Some people, business owners are confused about plans for Second Street
Macon City leaders asked people to participate in public meetings that continue this week that will focus on ideas for the Second Street Revitalization Plan.
The first phase of the plans involves building a curving connector between Second Street and Little Richard Penniman Boulevard. About $8 million from the special purpose local option sales tax that tax voters approved last November will help complete the initial part of the plan. Mayor Robert Reichert said this will help transform Second Street into a pedestrian friendly corridor and bring business into the downtown area. However there are still some businesses owners who said they are a bit uncertain about what exactly is happening at this time.
“I don't know what they're plans are I don't know how they plan to connect this," downtown business owner of Sew Bizzy, Diane Clough said.
Clough said she’s heard about Mayor Reichert's Second Street proposal but is unclear what the changes will be.
"I'm not really sure exactly what the purp…I mean if they connect it bring it all together that's great."

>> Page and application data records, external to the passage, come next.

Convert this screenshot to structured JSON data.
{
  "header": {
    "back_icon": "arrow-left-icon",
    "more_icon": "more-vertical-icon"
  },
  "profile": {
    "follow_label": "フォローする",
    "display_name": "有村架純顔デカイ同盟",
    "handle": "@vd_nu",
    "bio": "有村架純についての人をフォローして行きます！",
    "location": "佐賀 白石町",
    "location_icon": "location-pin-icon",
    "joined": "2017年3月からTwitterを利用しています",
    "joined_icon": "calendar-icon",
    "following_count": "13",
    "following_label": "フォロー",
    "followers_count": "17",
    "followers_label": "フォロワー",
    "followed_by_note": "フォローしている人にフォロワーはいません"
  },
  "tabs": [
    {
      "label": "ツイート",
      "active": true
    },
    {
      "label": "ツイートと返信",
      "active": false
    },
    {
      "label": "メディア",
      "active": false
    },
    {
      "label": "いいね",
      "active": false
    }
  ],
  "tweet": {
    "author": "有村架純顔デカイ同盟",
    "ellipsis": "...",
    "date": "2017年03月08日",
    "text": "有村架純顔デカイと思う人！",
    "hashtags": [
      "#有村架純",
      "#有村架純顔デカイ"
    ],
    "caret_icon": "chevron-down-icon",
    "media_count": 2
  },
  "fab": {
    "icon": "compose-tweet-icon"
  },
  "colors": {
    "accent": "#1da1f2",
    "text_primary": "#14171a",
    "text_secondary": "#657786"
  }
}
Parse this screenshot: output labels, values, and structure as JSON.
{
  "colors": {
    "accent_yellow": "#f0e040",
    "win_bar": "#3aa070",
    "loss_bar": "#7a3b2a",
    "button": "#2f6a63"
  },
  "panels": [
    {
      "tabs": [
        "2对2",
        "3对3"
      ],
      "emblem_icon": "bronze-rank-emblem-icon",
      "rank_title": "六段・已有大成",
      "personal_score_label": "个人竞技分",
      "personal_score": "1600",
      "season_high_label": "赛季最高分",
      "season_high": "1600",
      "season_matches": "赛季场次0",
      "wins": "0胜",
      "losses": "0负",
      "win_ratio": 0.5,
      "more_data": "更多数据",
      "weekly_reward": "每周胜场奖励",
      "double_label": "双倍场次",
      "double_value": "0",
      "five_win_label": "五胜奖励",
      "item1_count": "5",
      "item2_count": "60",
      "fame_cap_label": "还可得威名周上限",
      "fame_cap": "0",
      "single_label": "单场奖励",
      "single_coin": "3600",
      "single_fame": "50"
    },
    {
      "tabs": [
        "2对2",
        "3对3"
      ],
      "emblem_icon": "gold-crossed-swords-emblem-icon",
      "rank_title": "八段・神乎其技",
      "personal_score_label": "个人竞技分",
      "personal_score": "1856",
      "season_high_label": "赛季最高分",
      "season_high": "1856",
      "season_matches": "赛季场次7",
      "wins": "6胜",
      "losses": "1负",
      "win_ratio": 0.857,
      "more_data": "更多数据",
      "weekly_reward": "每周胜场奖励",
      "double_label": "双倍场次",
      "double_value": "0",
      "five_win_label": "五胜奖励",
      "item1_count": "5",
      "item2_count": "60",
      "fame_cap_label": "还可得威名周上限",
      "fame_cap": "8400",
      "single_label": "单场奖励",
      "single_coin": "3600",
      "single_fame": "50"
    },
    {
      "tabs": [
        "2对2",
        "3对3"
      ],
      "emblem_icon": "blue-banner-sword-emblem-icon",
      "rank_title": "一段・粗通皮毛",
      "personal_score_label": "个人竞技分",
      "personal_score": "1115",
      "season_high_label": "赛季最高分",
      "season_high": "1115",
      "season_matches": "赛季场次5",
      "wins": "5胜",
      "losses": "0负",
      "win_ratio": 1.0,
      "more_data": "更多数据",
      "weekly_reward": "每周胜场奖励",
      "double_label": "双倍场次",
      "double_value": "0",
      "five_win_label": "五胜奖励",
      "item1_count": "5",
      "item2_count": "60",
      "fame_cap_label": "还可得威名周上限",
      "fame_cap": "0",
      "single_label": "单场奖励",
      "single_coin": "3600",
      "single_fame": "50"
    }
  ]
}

Since Friday, city planners and consultants with CHA and Huntley Partners have been hosting public meetings to get ideas and opinions from residents, business owners and people who visit the downtown area. They're goal is to figure out what people want incorporated into the proposed Second Street plan.
"Connect the different centers of economic activity into a comprehensive centergistic package that would create this vibrant urban core that we're looking for that can then become the hub city of the Middle Georgia region," Mayor Reichert said.
Some people who live in Macon agree that needs to happen.
"We have too many derelict buildings sitting around down here and we need to bring in more business and fill them up because we have the largest collection of antebellum homes and buildings,” downtown visitor and local realtor Barbara Knight said. “We have a beautiful town and we need to do something more about it."
However, Clough said holding meetings during working hours make it hard for business owners to attend.
"People who operate businesses in the downtown area, 9 o'clock (a.m.) is not a good time because people are trying to get their businesses open."
Reichert said he's trying to accommodate everyone's schedules and once there is a concrete plan on Second Street it will be available for people to read about.
“We're trying to incorporate a roll out of the information and putting it out."
Public design meetings will continue tomorrow at 9 a.m. at the Armory Building on First Street. People living and doing business in the area are strongly urged to attend.